A friend of mine was puzzled by the whole idea of tabletop RPGs, so I thought I'd give a little example of how such things work. We'll use the "Dungeons & Dragons" game as our example, since it's the most popular one out there (and pretty darn entertaining, too).
-=-=-=-=-First, imagine a bunch of people sitting around a table. We'll call them Anne, Bob, Calvin, and Dennis. On the table there are hardcover rulebooks, paper, pencils, and some funny-looking dice.One of the players (Dennis) is the "Dungeon Master," or "DM," and he creates all the content and problems in the game, often on-the-fly. The other players (Anne, Bob, and Calvin) play the roles of different fantasy characters. These characters are called "player-characters," or "PCs," to differentiate them from the characters the DM makes up.To make things simpler, we'll start in the middle of the action. The PCs have been sent on a mission by the priests of Pelor to retrieve a potent holy artifact that has been stolen by a band of bandits. After some investigation, they are nearing the ruins of a church where they suspect the artifact is held.
Dennis: It's a cloudy night. There are shadows all around you as you walk into the town square. The church, according to your map, is about a quarter-mile away, at the end of the main road. Decrepit buildings on either side seem to hem you in. What do you do?
Anne (who is playing an elven wizard named Elanna): Is there any sign of life here?
Dennis: Not that you can see.
Calvin (playing a cunning thief named Rovan, who is along for the ride because the bandits reportedly have their big stash hidden in the church): Hmm. Why don't I search the neighboring buildings of the town for some...supplies.
Anne: We've got better things to do than loot abandoned houses, Rovan.
Bob (playing a tough-as-nails dwarf fighter named Kelgan): Bah, enough of this mulling around! Why don't we go in to that church and hit these bandits head on?
Anne: Fine with me. As long as the dwarf's in front.
Calvin: All right. Let's get this over with. I guess the real prize is in there, anyway.
Dennis: Okay. You are right outside the church now. The building's in bad shape - the thatch roof is almost completely gone. There's a lock on the front door.
Calvin: I can handle that. I'm gonna try to pick the lock (rolls a 20-sided die and gets a 16). Okay, 16, plus 9 from my lockpicking skill, for a final result of 25.
Dennis: You deftly manipulate the crude tumblers in the lock. The hasp comes off with no trouble. Kelgan, you want to open the door and go in first?
Bob: Let's go. I draw my axe. I'm gonna kick the door in.
Calvin: I'll stand a ways back, with shortbow at the ready.
Anne: I cast Mage Armor on myself. Time to get my hands dirty, I suppose.
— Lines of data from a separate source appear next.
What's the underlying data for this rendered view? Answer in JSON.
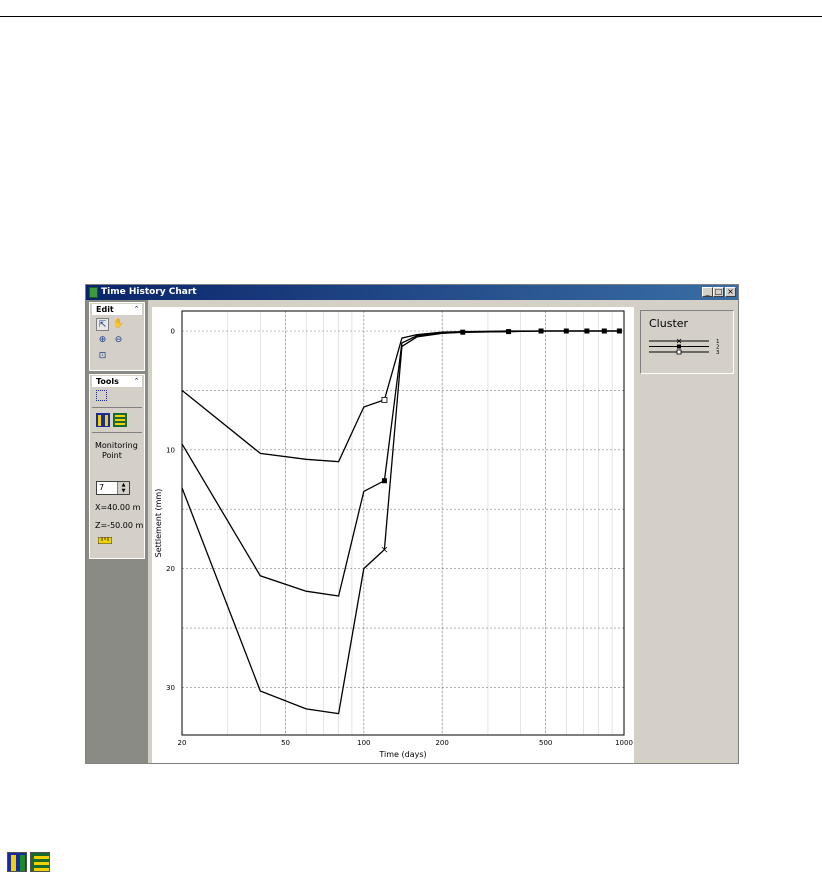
{
  "window": {
    "title": "Time History Chart",
    "minimize_label": "_",
    "maximize_label": "□",
    "close_label": "×"
  },
  "edit_group": {
    "title": "Edit",
    "collapse_glyph": "⌃",
    "tools": [
      {
        "name": "select-arrow-icon",
        "glyph": "⇱"
      },
      {
        "name": "pan-hand-icon",
        "glyph": "✋"
      },
      {
        "name": "zoom-in-icon",
        "glyph": "⊕"
      },
      {
        "name": "zoom-out-icon",
        "glyph": "⊖"
      },
      {
        "name": "zoom-window-icon",
        "glyph": "⊡"
      }
    ]
  },
  "tools_group": {
    "title": "Tools",
    "collapse_glyph": "⌃",
    "monitoring_label_1": "Monitoring",
    "monitoring_label_2": "Point",
    "monitoring_point_value": "7",
    "x_coord": "X=40.00 m",
    "z_coord": "Z=-50.00 m"
  },
  "colors": {
    "line": "#000000",
    "grid": "#808080",
    "titlebar_start": "#0a246a",
    "titlebar_end": "#3a6ea5",
    "icon_yellow": "#f0d000",
    "icon_green": "#1a6a2a",
    "icon_blue": "#1a2a9a"
  },
  "chart_data": {
    "type": "line",
    "xlabel": "Time (days)",
    "ylabel": "Settlement (mm)",
    "xscale": "log",
    "xlim": [
      20,
      1000
    ],
    "ylim": [
      0,
      34
    ],
    "y_inverted": true,
    "x_ticks": [
      20,
      50,
      100,
      200,
      500,
      1000
    ],
    "x_tick_labels": [
      "20",
      "50",
      "100",
      "200",
      "500",
      "1000"
    ],
    "y_ticks": [
      0,
      10,
      20,
      30
    ],
    "y_tick_labels": [
      "0",
      "10",
      "20",
      "30"
    ],
    "grid": true,
    "legend": {
      "title": "Cluster",
      "position": "right"
    },
    "series": [
      {
        "name": "1",
        "marker": "x",
        "x": [
          20,
          40,
          60,
          80,
          100,
          120,
          140,
          160,
          200,
          240,
          360,
          480,
          600,
          720,
          840,
          960
        ],
        "y": [
          13.2,
          30.3,
          31.8,
          32.2,
          20.0,
          18.4,
          1.3,
          0.5,
          0.2,
          0.1,
          0.05,
          0.0,
          0.0,
          0.0,
          0.0,
          0.0
        ],
        "marked_x": [
          120
        ]
      },
      {
        "name": "2",
        "marker": "filled-square",
        "x": [
          20,
          40,
          60,
          80,
          100,
          120,
          140,
          160,
          200,
          240,
          360,
          480,
          600,
          720,
          840,
          960
        ],
        "y": [
          9.5,
          20.6,
          21.9,
          22.3,
          13.5,
          12.6,
          1.0,
          0.4,
          0.15,
          0.1,
          0.05,
          0.0,
          0.0,
          0.0,
          0.0,
          0.0
        ],
        "marked_x": [
          120,
          240,
          360,
          480,
          600,
          720,
          840,
          960
        ]
      },
      {
        "name": "3",
        "marker": "open-square",
        "x": [
          20,
          40,
          60,
          80,
          100,
          120,
          140,
          160,
          200,
          240,
          360,
          480,
          600,
          720,
          840,
          960
        ],
        "y": [
          5.0,
          10.3,
          10.8,
          11.0,
          6.4,
          5.8,
          0.6,
          0.3,
          0.1,
          0.05,
          0.0,
          0.0,
          0.0,
          0.0,
          0.0,
          0.0
        ],
        "marked_x": [
          120
        ]
      }
    ]
  }
}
Dennis: Okay, with your heavy dwarven boots, you kick the door in (Rolls some dice and notes the result). You manage to surprise two shabbily-armored bandits, who have their swords drawn but weren't expecting you to come from their locked front door. You can act before them. What do you do?
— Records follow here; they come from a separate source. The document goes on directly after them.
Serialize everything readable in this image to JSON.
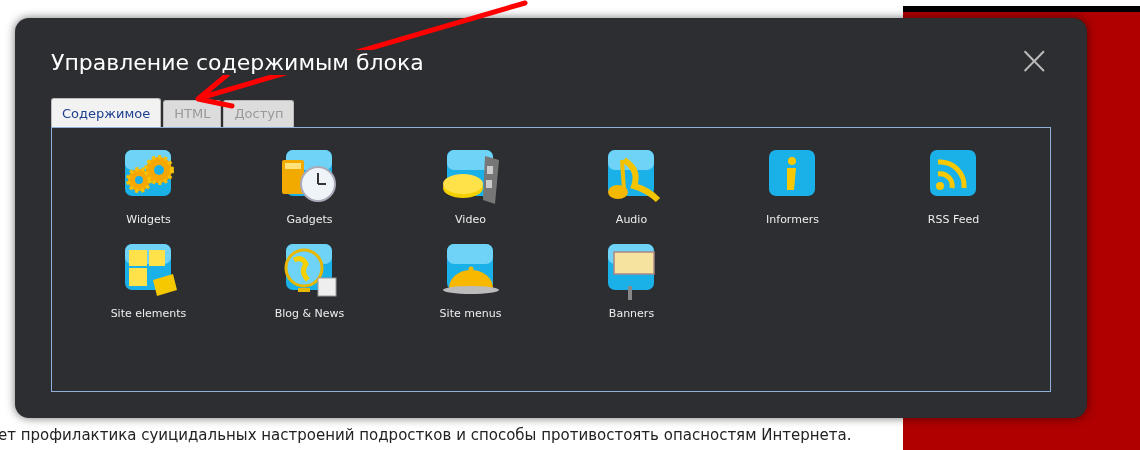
{
  "page": {
    "text_line": "ет профилактика суицидальных настроений подростков и способы противостоять опасностям Интернета."
  },
  "dialog": {
    "title": "Управление содержимым блока",
    "close": "×",
    "tabs": [
      {
        "label": "Содержимое",
        "selected": true
      },
      {
        "label": "HTML",
        "selected": false
      },
      {
        "label": "Доступ",
        "selected": false
      }
    ],
    "items": [
      {
        "label": "Widgets",
        "kind": "gears"
      },
      {
        "label": "Gadgets",
        "kind": "clock"
      },
      {
        "label": "Video",
        "kind": "film"
      },
      {
        "label": "Audio",
        "kind": "music"
      },
      {
        "label": "Informers",
        "kind": "info"
      },
      {
        "label": "RSS Feed",
        "kind": "rss"
      },
      {
        "label": "Site elements",
        "kind": "puzzle"
      },
      {
        "label": "Blog & News",
        "kind": "globe"
      },
      {
        "label": "Site menus",
        "kind": "cloche"
      },
      {
        "label": "Banners",
        "kind": "banner"
      }
    ]
  }
}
Bob: I'll charge the lead bandit and swing at him with my axe (Rolls die). A final result of 24! Does that hit?
Dennis: Oh yeah. Roll your damage.
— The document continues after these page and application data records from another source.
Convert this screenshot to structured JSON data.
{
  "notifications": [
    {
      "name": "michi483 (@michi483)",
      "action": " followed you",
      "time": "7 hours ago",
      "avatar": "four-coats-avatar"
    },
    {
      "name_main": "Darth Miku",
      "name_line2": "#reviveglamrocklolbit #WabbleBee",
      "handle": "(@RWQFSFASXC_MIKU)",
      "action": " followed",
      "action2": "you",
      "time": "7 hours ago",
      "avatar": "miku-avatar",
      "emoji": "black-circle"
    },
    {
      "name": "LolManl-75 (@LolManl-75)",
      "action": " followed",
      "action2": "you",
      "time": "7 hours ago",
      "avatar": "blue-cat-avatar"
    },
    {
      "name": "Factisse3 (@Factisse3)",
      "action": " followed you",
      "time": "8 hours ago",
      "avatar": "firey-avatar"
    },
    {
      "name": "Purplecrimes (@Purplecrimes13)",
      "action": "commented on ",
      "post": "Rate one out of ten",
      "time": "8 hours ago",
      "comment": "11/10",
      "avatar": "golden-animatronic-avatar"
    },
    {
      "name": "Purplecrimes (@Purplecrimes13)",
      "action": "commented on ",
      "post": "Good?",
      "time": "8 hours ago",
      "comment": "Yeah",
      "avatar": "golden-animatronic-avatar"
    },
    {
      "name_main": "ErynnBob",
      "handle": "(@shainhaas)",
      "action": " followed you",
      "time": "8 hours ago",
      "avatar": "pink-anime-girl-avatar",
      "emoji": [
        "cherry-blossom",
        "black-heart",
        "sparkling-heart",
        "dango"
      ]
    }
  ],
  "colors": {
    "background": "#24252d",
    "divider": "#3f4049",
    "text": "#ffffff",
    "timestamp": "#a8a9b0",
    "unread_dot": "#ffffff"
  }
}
Dennis: Your axe easily bites through his crude leather armor. Kelgan, you literally cleave him in two, and his bloody torso falls a distance from the rest of his body. Rovan, how about you?
Calvin: Let loose an arrow into the other one (Rolls die). Rolled a 20 on the die.
Dennis: Critical threat. Roll to confirm.
Calvin: 16, plus 5 from my attack bonus and my dexterity stat. A hit? (Dennis nods, and Calvin rolls his damage dice). 15, from my triple critical damage and my sneak attack bonus.
Dennis: Your arrow sails right into the guy's forehead. He's down on the ground, dead.
Anne: Something's wrong. That was too easy.
Bob: Aye. The guards at the church of Pelor would be more than a match for these guys.
Dennis: Roll Spot checks (All the players roll dice and tell the DM the results). Ooh, all of you fail. As you guys are milling around, wondering why there aren't more of them and searching for the relic, you fail to see the bandits' blood pooling into an unholy symbol written on the floor. A great winged serpent, made of coagulated blood, rises from the floor. It roars, shaking the old building to its foundations. Elanna, roll a Spellcraft check - since you might recognize this process, you may not be surprised, and can thus take an action.
Anne: (Rolls and succeeds) Whew. I cast Fireball at the monster (Rolls damage).
Dennis: With a low roar, a ball of fire erupts right at the serpent. It obviously didn't like that, and it's stunned for a bit, but now most of the building is on fire, and the fire's spreading.
Calvin: Might be a good idea to get out now. I retreat out the way we came.
Dennis: The door's locked from the outside now!
Calvin: Oh crap.And so it goes. Will the PCs defeat this gruesome monster? Will they get out of the burning church? Who drew that unholy symbol - the bandits or someone even more evil? Will Rovan ever care about anything more than his next score? The players might succeed, they might fail, but they'll have fun doing it.